▶ [EXERCISE DIRECTIONS]
From the first line to the last, retype everything below exactly, minus the pictures.

━━━━━━━━━━━━━━━━━━━━

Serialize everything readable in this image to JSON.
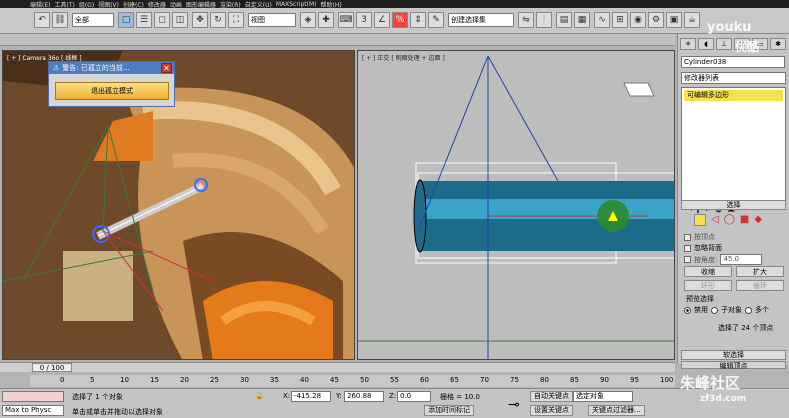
{
  "menu": [
    "编辑(E)",
    "工具(T)",
    "组(G)",
    "视图(V)",
    "创建(C)",
    "修改器",
    "动画",
    "图形编辑器",
    "渲染(R)",
    "自定义(U)",
    "MAXScript(M)",
    "帮助(H)"
  ],
  "toolbar": {
    "filter": "全部",
    "coord": "视图",
    "snap": "3",
    "named_sel": "创建选择集"
  },
  "viewport_left": {
    "label": "[ + ] Camera 36o [ 线框 ]"
  },
  "viewport_right": {
    "label": "[ + ] 正交 [ 明暗处理 + 边面 ]"
  },
  "dialog": {
    "title": "警告: 已孤立的当前...",
    "button": "退出孤立模式"
  },
  "panel": {
    "object_name": "Cylinder038",
    "modifier_list": "修改器列表",
    "stack_item": "可编辑多边形",
    "rollout_select": "选择",
    "by_vertex": "按顶点",
    "ignore_back": "忽略背面",
    "by_angle": "按角度:",
    "angle_value": "45.0",
    "shrink": "收缩",
    "grow": "扩大",
    "ring": "环形",
    "loop": "循环",
    "preview": "预览选择",
    "disable": "禁用",
    "subobject": "子对象",
    "multi": "多个",
    "selected_info": "选择了 24 个顶点",
    "soft_select": "软选择",
    "edit_vertex": "编辑顶点"
  },
  "timeline": {
    "frame": "0 / 100",
    "ticks": [
      "0",
      "5",
      "10",
      "15",
      "20",
      "25",
      "30",
      "35",
      "40",
      "45",
      "50",
      "55",
      "60",
      "65",
      "70",
      "75",
      "80",
      "85",
      "90",
      "95",
      "100"
    ]
  },
  "status": {
    "script": "Max to Physc",
    "selected": "选择了 1 个对象",
    "hint": "单击或单击并拖动以选择对象",
    "x_label": "X:",
    "x_value": "-415.28",
    "y_label": "Y:",
    "y_value": "260.88",
    "z_label": "Z:",
    "z_value": "0.0",
    "grid": "栅格 = 10.0",
    "add_tag": "添加时间标记",
    "autokey": "自动关键点",
    "setkey": "设置关键点",
    "sel_obj": "选定对象",
    "key_filter": "关键点过滤器..."
  },
  "watermark": {
    "youku": "youku",
    "youku_cn": "优酷",
    "brand": "朱峰社区",
    "url": "zf3d.com"
  },
  "colors": {
    "accent": "#f7e04c",
    "dialog_title": "#4c7dbf",
    "viewport_left_bg": "#6e4a2a",
    "viewport_right_bg": "#bdbdbd"
  }
}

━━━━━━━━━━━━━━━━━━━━

▶ [THE ANSWER]
Serialize everything readable in this image to JSON.
{
  "menu": [
    "编辑(E)",
    "工具(T)",
    "组(G)",
    "视图(V)",
    "创建(C)",
    "修改器",
    "动画",
    "图形编辑器",
    "渲染(R)",
    "自定义(U)",
    "MAXScript(M)",
    "帮助(H)"
  ],
  "toolbar": {
    "filter": "全部",
    "coord": "视图",
    "snap": "3",
    "named_sel": "创建选择集"
  },
  "viewport_left": {
    "label": "[ + ] Camera 36o [ 线框 ]"
  },
  "viewport_right": {
    "label": "[ + ] 正交 [ 明暗处理 + 边面 ]"
  },
  "dialog": {
    "title": "警告: 已孤立的当前...",
    "button": "退出孤立模式"
  },
  "panel": {
    "object_name": "Cylinder038",
    "modifier_list": "修改器列表",
    "stack_item": "可编辑多边形",
    "rollout_select": "选择",
    "by_vertex": "按顶点",
    "ignore_back": "忽略背面",
    "by_angle": "按角度:",
    "angle_value": "45.0",
    "shrink": "收缩",
    "grow": "扩大",
    "ring": "环形",
    "loop": "循环",
    "preview": "预览选择",
    "disable": "禁用",
    "subobject": "子对象",
    "multi": "多个",
    "selected_info": "选择了 24 个顶点",
    "soft_select": "软选择",
    "edit_vertex": "编辑顶点"
  },
  "timeline": {
    "frame": "0 / 100",
    "ticks": [
      "0",
      "5",
      "10",
      "15",
      "20",
      "25",
      "30",
      "35",
      "40",
      "45",
      "50",
      "55",
      "60",
      "65",
      "70",
      "75",
      "80",
      "85",
      "90",
      "95",
      "100"
    ]
  },
  "status": {
    "script": "Max to Physc",
    "selected": "选择了 1 个对象",
    "hint": "单击或单击并拖动以选择对象",
    "x_label": "X:",
    "x_value": "-415.28",
    "y_label": "Y:",
    "y_value": "260.88",
    "z_label": "Z:",
    "z_value": "0.0",
    "grid": "栅格 = 10.0",
    "add_tag": "添加时间标记",
    "autokey": "自动关键点",
    "setkey": "设置关键点",
    "sel_obj": "选定对象",
    "key_filter": "关键点过滤器..."
  },
  "watermark": {
    "youku": "youku",
    "youku_cn": "优酷",
    "brand": "朱峰社区",
    "url": "zf3d.com"
  },
  "colors": {
    "accent": "#f7e04c",
    "dialog_title": "#4c7dbf",
    "viewport_left_bg": "#6e4a2a",
    "viewport_right_bg": "#bdbdbd"
  }
}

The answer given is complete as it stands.